§ **Exercise**
Please reproduce the listing in its entirety, exactly as written, but without images.

§ **Record excerpts**
____________________
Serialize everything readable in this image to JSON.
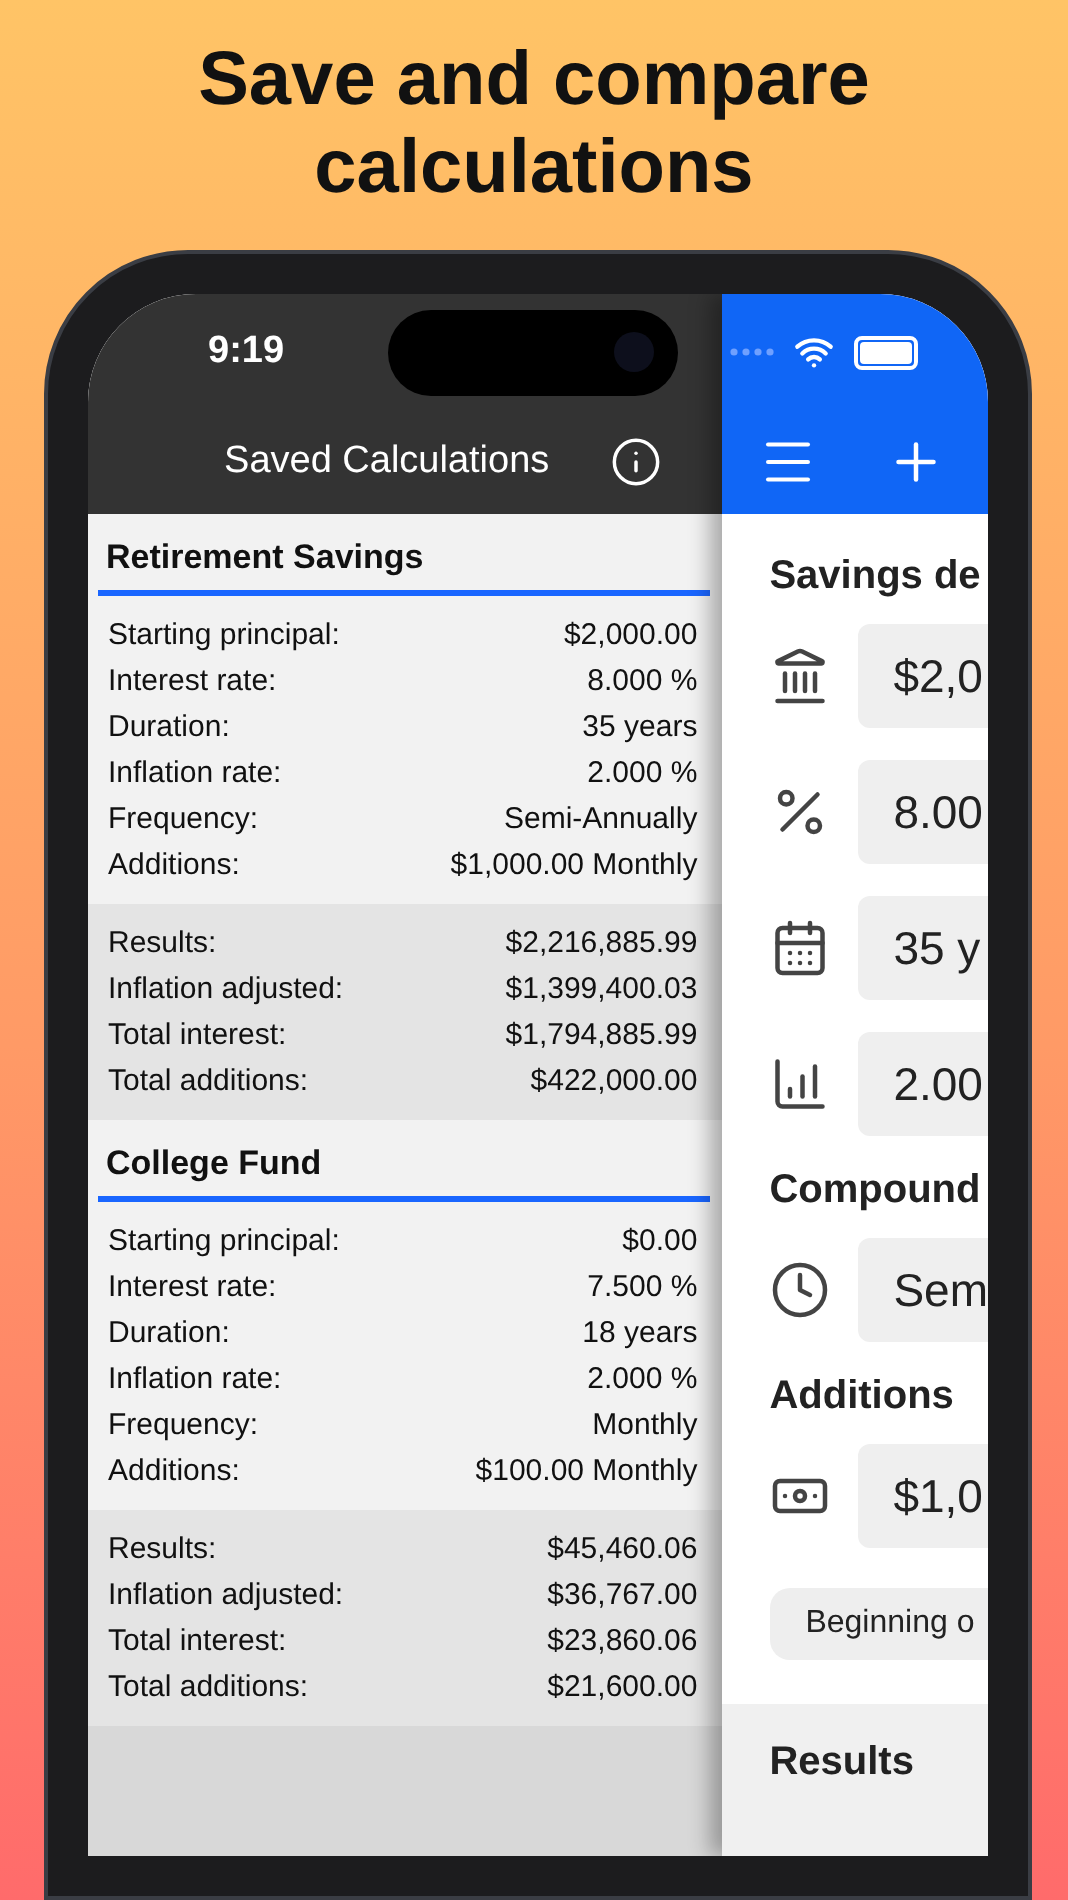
{
  "headline": "Save and compare calculations",
  "status_bar": {
    "time": "9:19"
  },
  "saved_list": {
    "title": "Saved Calculations",
    "calculations": [
      {
        "title": "Retirement Savings",
        "inputs": [
          {
            "label": "Starting principal:",
            "value": "$2,000.00"
          },
          {
            "label": "Interest rate:",
            "value": "8.000 %"
          },
          {
            "label": "Duration:",
            "value": "35 years"
          },
          {
            "label": "Inflation rate:",
            "value": "2.000 %"
          },
          {
            "label": "Frequency:",
            "value": "Semi-Annually"
          },
          {
            "label": "Additions:",
            "value": "$1,000.00 Monthly"
          }
        ],
        "results": [
          {
            "label": "Results:",
            "value": "$2,216,885.99"
          },
          {
            "label": "Inflation adjusted:",
            "value": "$1,399,400.03"
          },
          {
            "label": "Total interest:",
            "value": "$1,794,885.99"
          },
          {
            "label": "Total additions:",
            "value": "$422,000.00"
          }
        ]
      },
      {
        "title": "College Fund",
        "inputs": [
          {
            "label": "Starting principal:",
            "value": "$0.00"
          },
          {
            "label": "Interest rate:",
            "value": "7.500 %"
          },
          {
            "label": "Duration:",
            "value": "18 years"
          },
          {
            "label": "Inflation rate:",
            "value": "2.000 %"
          },
          {
            "label": "Frequency:",
            "value": "Monthly"
          },
          {
            "label": "Additions:",
            "value": "$100.00 Monthly"
          }
        ],
        "results": [
          {
            "label": "Results:",
            "value": "$45,460.06"
          },
          {
            "label": "Inflation adjusted:",
            "value": "$36,767.00"
          },
          {
            "label": "Total interest:",
            "value": "$23,860.06"
          },
          {
            "label": "Total additions:",
            "value": "$21,600.00"
          }
        ]
      }
    ]
  },
  "detail": {
    "sections": [
      {
        "heading": "Savings de",
        "fields": [
          {
            "value": "$2,0"
          },
          {
            "value": "8.00"
          },
          {
            "value": "35 y"
          },
          {
            "value": "2.00"
          }
        ]
      },
      {
        "heading": "Compound",
        "fields": [
          {
            "value": "Sem"
          }
        ]
      },
      {
        "heading": "Additions",
        "fields": [
          {
            "value": "$1,0"
          }
        ],
        "option": "Beginning o"
      }
    ],
    "results_heading": "Results"
  }
}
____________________
§ **Response area**
Serialize everything readable in this image to JSON.
{
  "headline": "Save and compare calculations",
  "status_bar": {
    "time": "9:19"
  },
  "saved_list": {
    "title": "Saved Calculations",
    "calculations": [
      {
        "title": "Retirement Savings",
        "inputs": [
          {
            "label": "Starting principal:",
            "value": "$2,000.00"
          },
          {
            "label": "Interest rate:",
            "value": "8.000 %"
          },
          {
            "label": "Duration:",
            "value": "35 years"
          },
          {
            "label": "Inflation rate:",
            "value": "2.000 %"
          },
          {
            "label": "Frequency:",
            "value": "Semi-Annually"
          },
          {
            "label": "Additions:",
            "value": "$1,000.00 Monthly"
          }
        ],
        "results": [
          {
            "label": "Results:",
            "value": "$2,216,885.99"
          },
          {
            "label": "Inflation adjusted:",
            "value": "$1,399,400.03"
          },
          {
            "label": "Total interest:",
            "value": "$1,794,885.99"
          },
          {
            "label": "Total additions:",
            "value": "$422,000.00"
          }
        ]
      },
      {
        "title": "College Fund",
        "inputs": [
          {
            "label": "Starting principal:",
            "value": "$0.00"
          },
          {
            "label": "Interest rate:",
            "value": "7.500 %"
          },
          {
            "label": "Duration:",
            "value": "18 years"
          },
          {
            "label": "Inflation rate:",
            "value": "2.000 %"
          },
          {
            "label": "Frequency:",
            "value": "Monthly"
          },
          {
            "label": "Additions:",
            "value": "$100.00 Monthly"
          }
        ],
        "results": [
          {
            "label": "Results:",
            "value": "$45,460.06"
          },
          {
            "label": "Inflation adjusted:",
            "value": "$36,767.00"
          },
          {
            "label": "Total interest:",
            "value": "$23,860.06"
          },
          {
            "label": "Total additions:",
            "value": "$21,600.00"
          }
        ]
      }
    ]
  },
  "detail": {
    "sections": [
      {
        "heading": "Savings de",
        "fields": [
          {
            "value": "$2,0"
          },
          {
            "value": "8.00"
          },
          {
            "value": "35 y"
          },
          {
            "value": "2.00"
          }
        ]
      },
      {
        "heading": "Compound",
        "fields": [
          {
            "value": "Sem"
          }
        ]
      },
      {
        "heading": "Additions",
        "fields": [
          {
            "value": "$1,0"
          }
        ],
        "option": "Beginning o"
      }
    ],
    "results_heading": "Results"
  }
}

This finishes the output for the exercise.